- Best Features: Organic Locust Bean Gum to reduce reflux, contains LCP (Omega 3 & 6), prebiotics, and probiotics, rich in nutrients and vitamins.
✓ Contains Probiotics & Prebiotics
✓ No sugar, no corn syrup, no soy
✓ Hydrolyzed milk proteins reduce allergic reactions
✓ Popular for constipated babiesCheck Price
HiPP HA is made under strict EU regulations and contains all essential protein in hydrolyzed form. The formula is easy to digest for babies and has no added sugar and soy.
- Best Features: Extensively hydrolyzed protein for easier digestion, Contains lactose, prebiotics, and probiotics. Free of synthetic preservations and non-GMO.
Other Recommendations/Tips To Keep In Mind
The following recommendations should be considered when feeding your little one:
- Burp your baby during each feeding.
- Try to feed your baby in small portions.
- Feed your baby upright, possible for better swallowing.
- Don’t move your baby around too much after feeding.
- For bottle-feeding, try different sizes of nipples and bottles.
This list is beneficial to avoid the risk of reflux. If the baby has severe refluxes, try consulting a pediatrician.
Frequently Asked Questions
What nipple size should I use?
Small nipple sizes are much better for babies suffering from reflux as less milk makes digestion smoother. Large nipple size bottles can make the baby's digestive system frustrated and increase the risk of reflux.
Which kind of bottle is best for reflux?
A good bottle makes the swallowing of milk easier. Many pediatricians recommend Dr. Brown’s Original Bottle as the bottle’s quality design not only keeps the nutrients well but keeps the baby prevented from ingesting air trapped in the nipple.

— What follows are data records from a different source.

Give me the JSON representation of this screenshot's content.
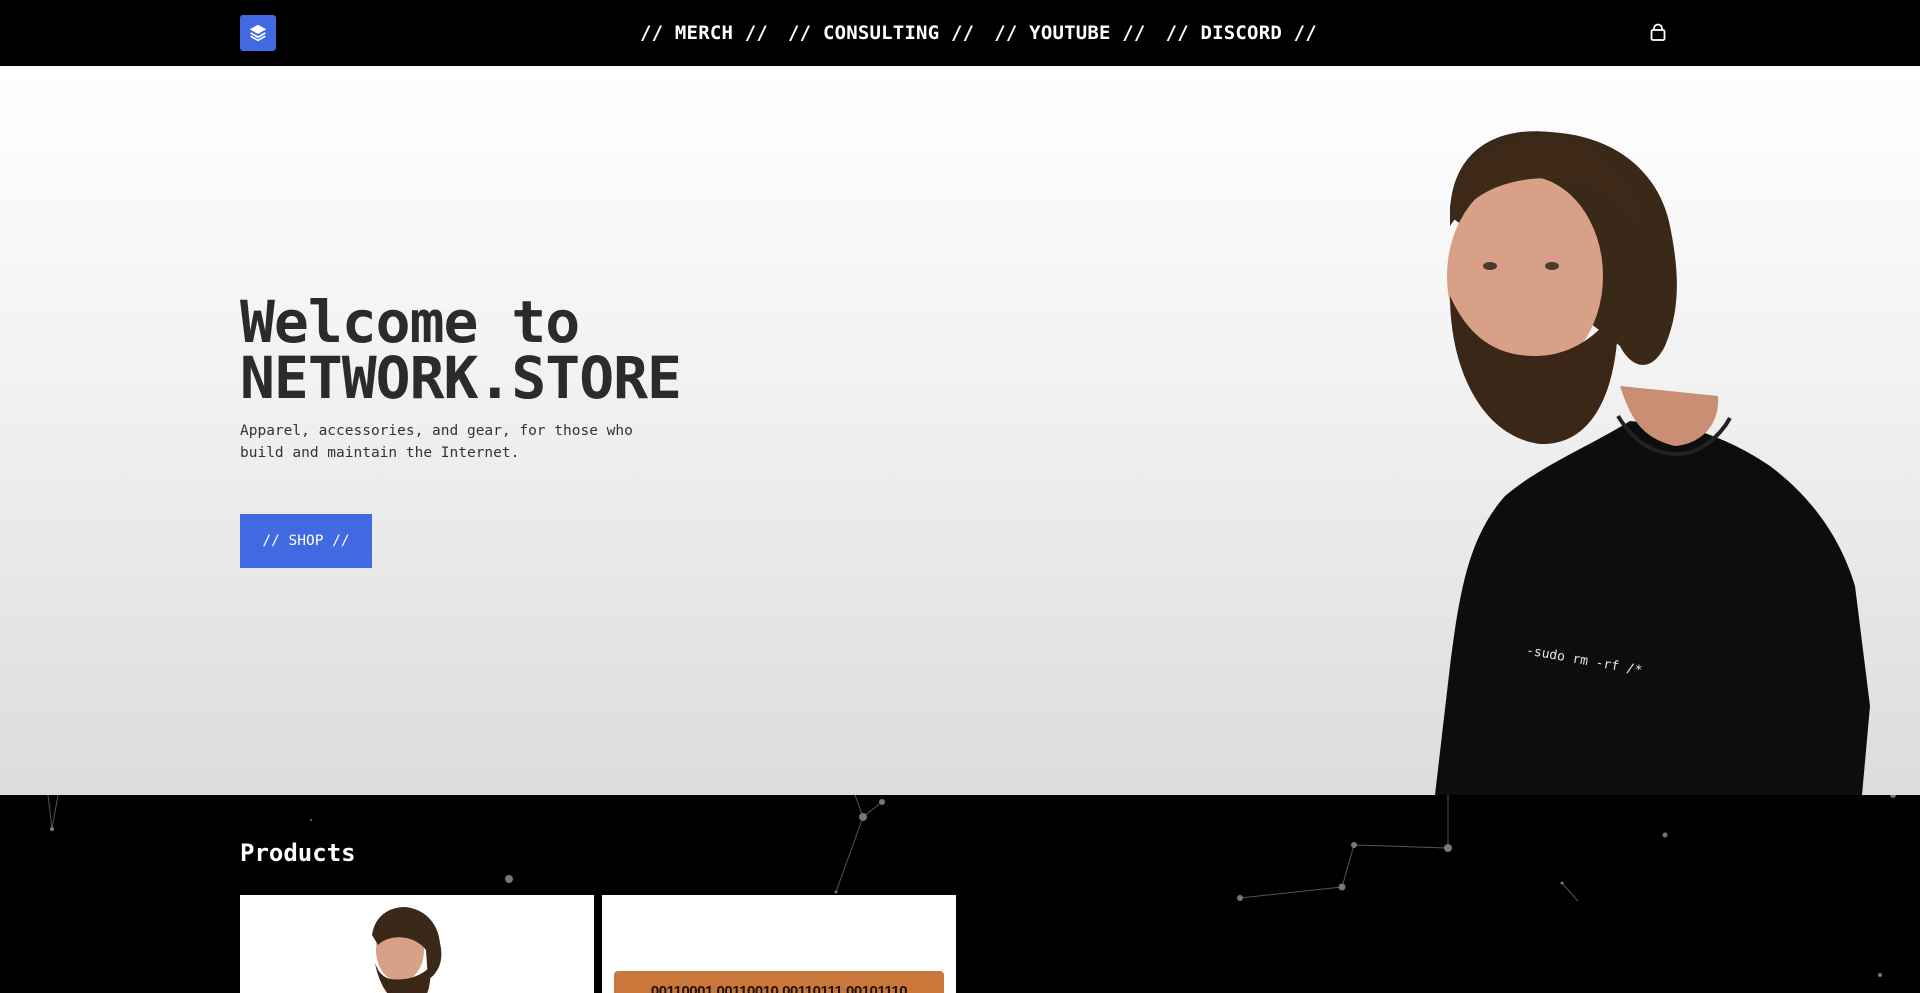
{
  "nav": {
    "links": [
      "// MERCH //",
      "// CONSULTING //",
      "// YOUTUBE //",
      "// DISCORD //"
    ],
    "logo_icon": "layers-icon",
    "cart_icon": "shopping-bag-icon",
    "accent": "#4169e1"
  },
  "hero": {
    "title_line1": "Welcome to",
    "title_line2": "NETWORK.STORE",
    "subtitle": "Apparel, accessories, and gear, for those who build and maintain the Internet.",
    "shop_label": "// SHOP //",
    "shirt_text": "-sudo rm -rf /*"
  },
  "products": {
    "title": "Products",
    "doormat_text": "00110001 00110010 00110111 00101110"
  }
}
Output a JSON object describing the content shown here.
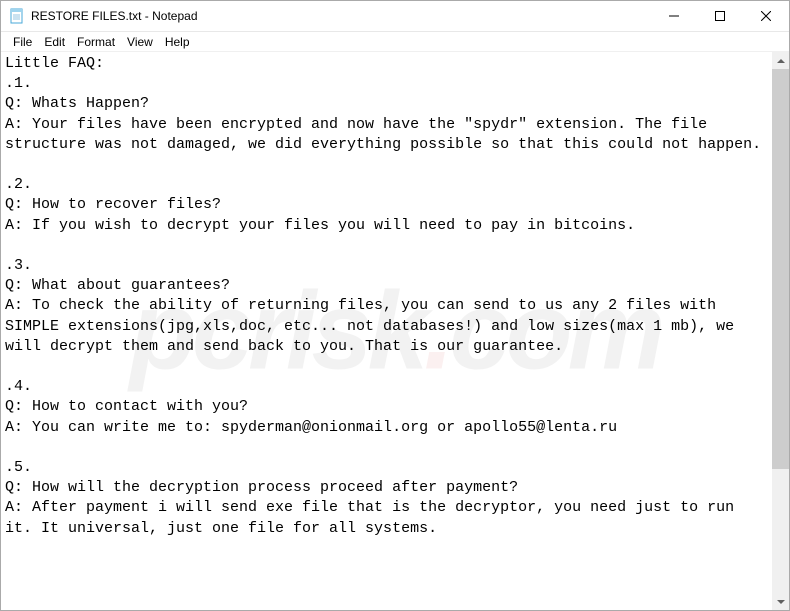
{
  "window": {
    "title": "RESTORE FILES.txt - Notepad"
  },
  "menu": {
    "file": "File",
    "edit": "Edit",
    "format": "Format",
    "view": "View",
    "help": "Help"
  },
  "content": {
    "text": "Little FAQ:\n.1.\nQ: Whats Happen?\nA: Your files have been encrypted and now have the \"spydr\" extension. The file structure was not damaged, we did everything possible so that this could not happen.\n\n.2.\nQ: How to recover files?\nA: If you wish to decrypt your files you will need to pay in bitcoins.\n\n.3.\nQ: What about guarantees?\nA: To check the ability of returning files, you can send to us any 2 files with SIMPLE extensions(jpg,xls,doc, etc... not databases!) and low sizes(max 1 mb), we will decrypt them and send back to you. That is our guarantee.\n\n.4.\nQ: How to contact with you?\nA: You can write me to: spyderman@onionmail.org or apollo55@lenta.ru\n\n.5.\nQ: How will the decryption process proceed after payment?\nA: After payment i will send exe file that is the decryptor, you need just to run it. It universal, just one file for all systems."
  },
  "watermark": {
    "prefix": "pcrisk",
    "dot": ".",
    "suffix": "com"
  }
}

How much formula should I feed to my baby?
The formula feed entirely depends on the baby’s age and stomach. Newborns should be fed 2 ounces of milk in one feed. 2 months old babies can take about 4-5 ounces in one feed, and for 4 months old babies six ounces of milk are recommended.
Lastly, 6 months old babies should be given about 8 ounces in one feed. As your baby grows, their feeding time will increase along with the quantity of milk.
Reflux can cause frustration and discomfort to your baby, but it is treatable. Certain lifestyle adjustments can reduce the risk of recurring reflux. If your baby shows extreme signs of reflux, then it is recommended to consult a pediatrician to avoid any health complications.